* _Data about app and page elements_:
........
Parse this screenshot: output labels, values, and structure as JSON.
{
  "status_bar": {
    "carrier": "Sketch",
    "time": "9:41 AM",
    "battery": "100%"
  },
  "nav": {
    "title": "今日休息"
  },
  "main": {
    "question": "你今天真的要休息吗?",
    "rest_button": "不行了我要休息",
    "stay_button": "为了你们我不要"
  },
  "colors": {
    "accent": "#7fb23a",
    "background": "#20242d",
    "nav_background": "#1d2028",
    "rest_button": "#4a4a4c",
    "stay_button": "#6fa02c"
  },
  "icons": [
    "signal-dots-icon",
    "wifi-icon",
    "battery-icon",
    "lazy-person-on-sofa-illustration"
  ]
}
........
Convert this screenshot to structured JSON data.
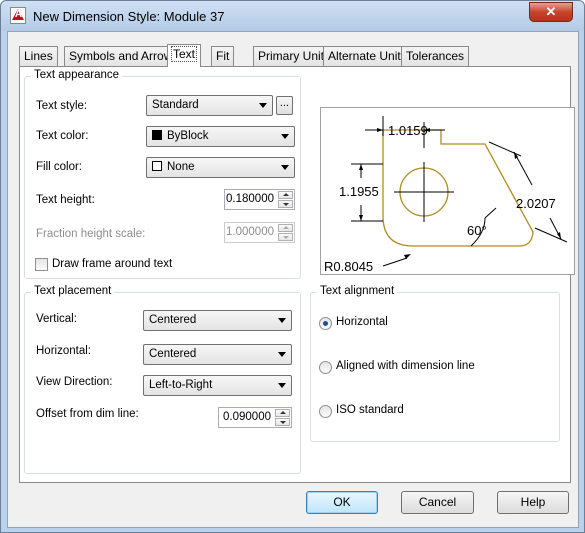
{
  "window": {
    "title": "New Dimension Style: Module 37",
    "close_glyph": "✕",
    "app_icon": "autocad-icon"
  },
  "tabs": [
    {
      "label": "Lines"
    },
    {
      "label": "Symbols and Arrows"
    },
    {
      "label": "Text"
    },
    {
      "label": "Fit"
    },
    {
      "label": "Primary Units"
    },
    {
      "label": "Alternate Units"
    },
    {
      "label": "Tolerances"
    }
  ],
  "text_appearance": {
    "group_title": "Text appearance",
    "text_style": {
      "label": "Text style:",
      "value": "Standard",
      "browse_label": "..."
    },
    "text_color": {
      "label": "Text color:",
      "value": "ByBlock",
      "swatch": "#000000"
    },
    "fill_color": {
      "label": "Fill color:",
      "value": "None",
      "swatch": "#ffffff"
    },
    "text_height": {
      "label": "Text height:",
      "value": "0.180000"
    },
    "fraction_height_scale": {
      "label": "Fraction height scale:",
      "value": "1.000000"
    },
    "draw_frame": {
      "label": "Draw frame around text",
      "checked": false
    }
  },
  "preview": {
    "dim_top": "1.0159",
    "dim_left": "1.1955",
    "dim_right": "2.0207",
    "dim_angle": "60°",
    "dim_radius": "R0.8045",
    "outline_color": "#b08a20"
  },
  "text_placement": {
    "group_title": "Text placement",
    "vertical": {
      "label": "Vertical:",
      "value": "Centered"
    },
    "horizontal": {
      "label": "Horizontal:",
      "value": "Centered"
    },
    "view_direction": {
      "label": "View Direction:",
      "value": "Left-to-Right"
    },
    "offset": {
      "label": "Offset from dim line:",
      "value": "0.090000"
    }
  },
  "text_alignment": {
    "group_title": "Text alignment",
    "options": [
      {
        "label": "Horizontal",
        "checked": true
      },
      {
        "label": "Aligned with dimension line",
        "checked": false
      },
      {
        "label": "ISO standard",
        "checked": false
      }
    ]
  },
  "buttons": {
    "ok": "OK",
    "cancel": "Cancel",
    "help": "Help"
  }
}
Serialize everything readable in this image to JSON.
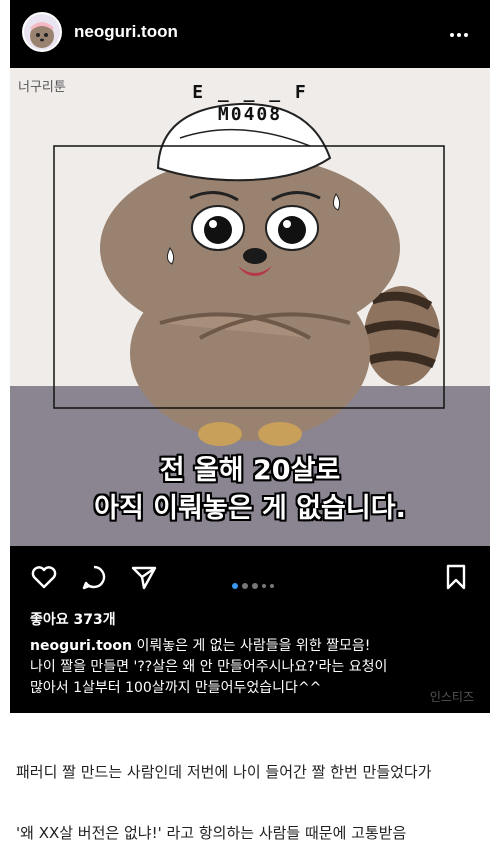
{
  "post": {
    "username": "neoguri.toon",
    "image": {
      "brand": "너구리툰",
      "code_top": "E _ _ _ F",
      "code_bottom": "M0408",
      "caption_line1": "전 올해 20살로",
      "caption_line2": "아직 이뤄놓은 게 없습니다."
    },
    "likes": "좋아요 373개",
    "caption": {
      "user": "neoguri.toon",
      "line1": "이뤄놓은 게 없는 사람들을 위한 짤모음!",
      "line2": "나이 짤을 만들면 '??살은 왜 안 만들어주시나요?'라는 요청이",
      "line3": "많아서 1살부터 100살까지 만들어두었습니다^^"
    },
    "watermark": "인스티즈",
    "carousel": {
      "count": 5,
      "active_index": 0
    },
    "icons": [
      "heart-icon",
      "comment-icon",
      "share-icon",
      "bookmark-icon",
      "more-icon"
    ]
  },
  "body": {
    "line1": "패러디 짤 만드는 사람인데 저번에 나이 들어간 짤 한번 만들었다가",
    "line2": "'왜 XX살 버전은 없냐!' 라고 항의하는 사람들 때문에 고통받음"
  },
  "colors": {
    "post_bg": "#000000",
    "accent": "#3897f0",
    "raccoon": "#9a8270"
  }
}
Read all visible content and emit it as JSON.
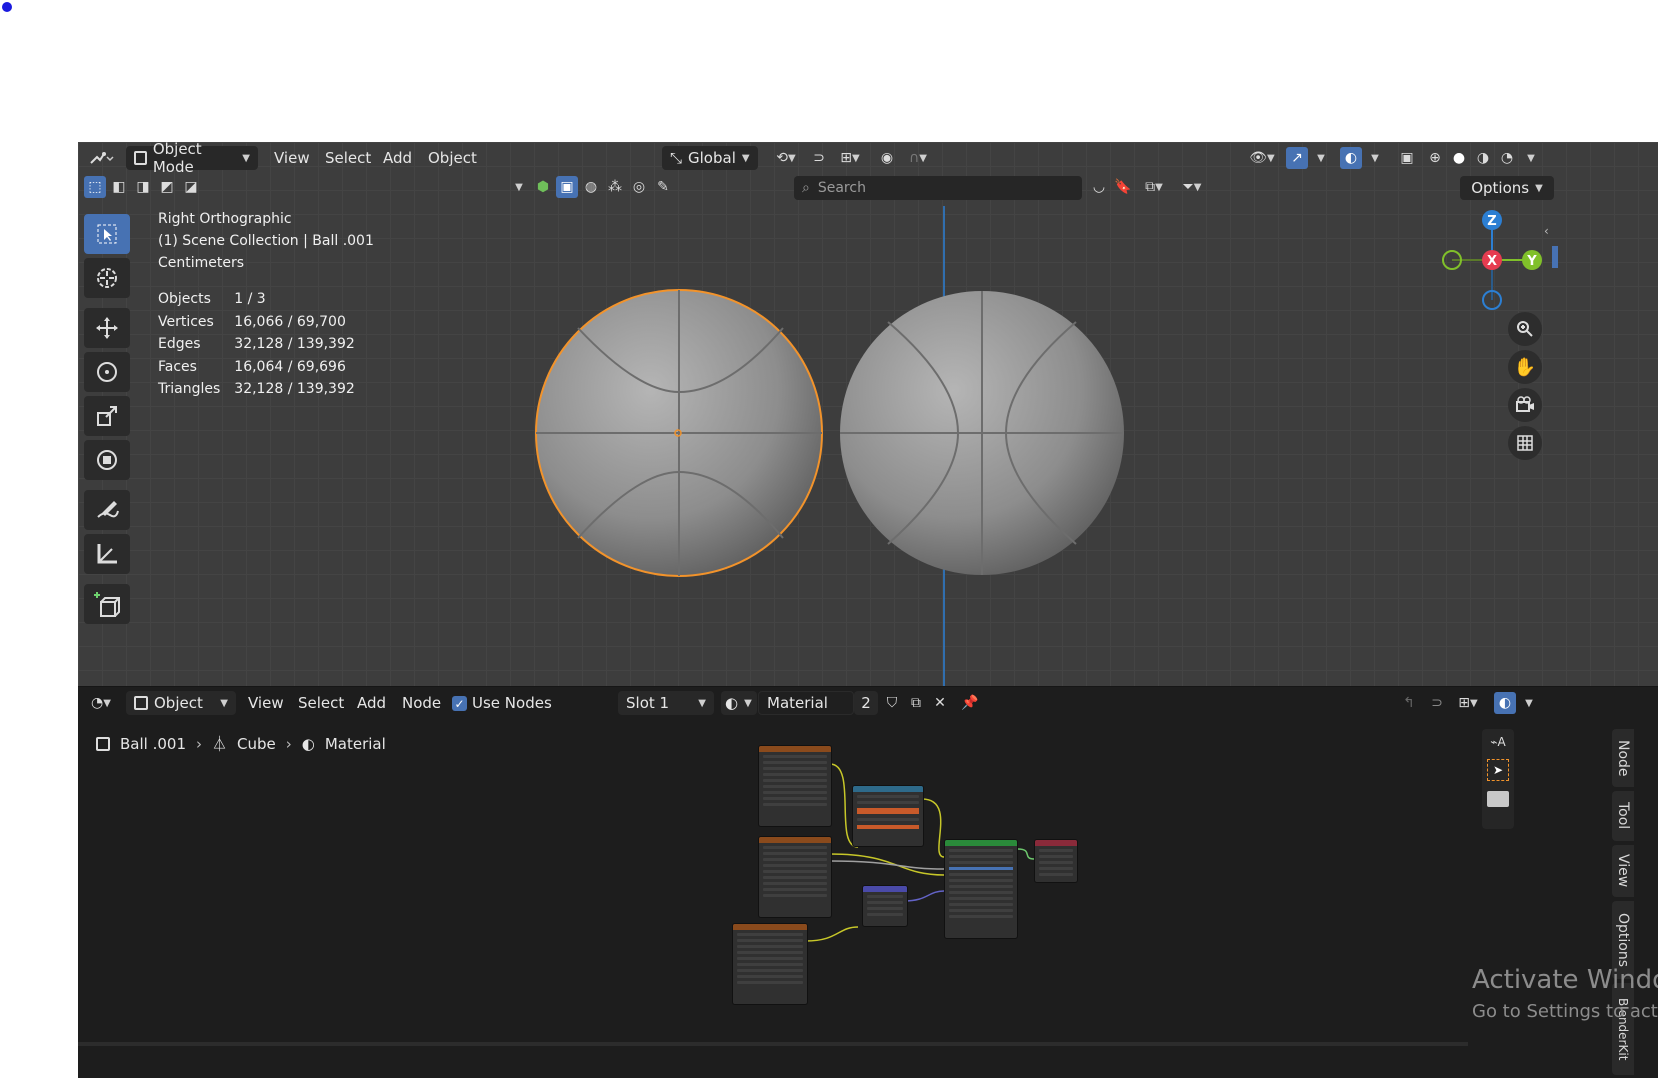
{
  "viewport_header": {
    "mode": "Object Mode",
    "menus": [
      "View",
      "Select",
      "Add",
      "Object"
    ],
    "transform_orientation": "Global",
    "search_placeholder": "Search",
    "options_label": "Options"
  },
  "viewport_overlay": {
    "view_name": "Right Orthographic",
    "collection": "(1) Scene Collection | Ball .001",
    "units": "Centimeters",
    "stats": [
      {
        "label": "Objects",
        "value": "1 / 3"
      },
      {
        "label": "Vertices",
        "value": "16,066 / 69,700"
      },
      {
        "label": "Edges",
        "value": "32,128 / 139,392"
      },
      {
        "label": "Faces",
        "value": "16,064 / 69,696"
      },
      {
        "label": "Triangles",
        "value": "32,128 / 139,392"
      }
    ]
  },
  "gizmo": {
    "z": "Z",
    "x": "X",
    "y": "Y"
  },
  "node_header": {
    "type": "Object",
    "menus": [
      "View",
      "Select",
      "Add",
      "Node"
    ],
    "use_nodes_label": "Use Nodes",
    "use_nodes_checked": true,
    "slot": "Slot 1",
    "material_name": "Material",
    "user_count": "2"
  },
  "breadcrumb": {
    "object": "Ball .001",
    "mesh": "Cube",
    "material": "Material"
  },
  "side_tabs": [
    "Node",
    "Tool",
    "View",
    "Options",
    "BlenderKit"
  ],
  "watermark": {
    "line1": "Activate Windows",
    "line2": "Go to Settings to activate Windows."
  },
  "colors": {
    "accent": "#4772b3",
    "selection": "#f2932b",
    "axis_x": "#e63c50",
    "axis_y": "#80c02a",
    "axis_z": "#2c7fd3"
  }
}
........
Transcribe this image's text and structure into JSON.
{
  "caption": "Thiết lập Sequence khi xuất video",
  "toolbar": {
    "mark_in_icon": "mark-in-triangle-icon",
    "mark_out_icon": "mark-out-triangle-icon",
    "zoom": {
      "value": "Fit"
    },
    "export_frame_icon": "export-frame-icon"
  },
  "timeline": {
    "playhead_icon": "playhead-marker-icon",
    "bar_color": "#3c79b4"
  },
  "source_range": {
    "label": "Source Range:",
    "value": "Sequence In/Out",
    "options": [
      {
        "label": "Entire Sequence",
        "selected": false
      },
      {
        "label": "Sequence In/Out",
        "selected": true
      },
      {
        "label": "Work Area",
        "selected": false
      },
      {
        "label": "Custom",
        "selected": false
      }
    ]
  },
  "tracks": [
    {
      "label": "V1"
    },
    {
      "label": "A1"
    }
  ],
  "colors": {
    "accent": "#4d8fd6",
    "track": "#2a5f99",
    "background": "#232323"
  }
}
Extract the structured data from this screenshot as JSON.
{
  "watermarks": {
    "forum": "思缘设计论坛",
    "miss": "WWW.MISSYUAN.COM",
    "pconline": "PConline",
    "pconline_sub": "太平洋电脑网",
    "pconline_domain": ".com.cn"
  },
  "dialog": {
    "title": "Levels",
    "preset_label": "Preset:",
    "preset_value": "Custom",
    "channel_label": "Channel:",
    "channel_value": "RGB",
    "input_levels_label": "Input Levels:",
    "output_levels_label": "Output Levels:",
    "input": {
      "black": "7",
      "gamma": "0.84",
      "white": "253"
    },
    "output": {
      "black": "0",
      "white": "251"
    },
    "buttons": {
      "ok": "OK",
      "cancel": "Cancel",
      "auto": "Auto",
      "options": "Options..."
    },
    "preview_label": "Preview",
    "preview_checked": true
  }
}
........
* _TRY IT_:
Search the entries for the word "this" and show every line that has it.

* _WRITTEN RESPONSE_:
Parse this screenshot: output labels, values, and structure as JSON.
Convert this screenshot to structured JSON data.
Serialize everything readable in this image to JSON.
Transcribe this image's text and structure into JSON.
Extract the structured data from this screenshot as JSON.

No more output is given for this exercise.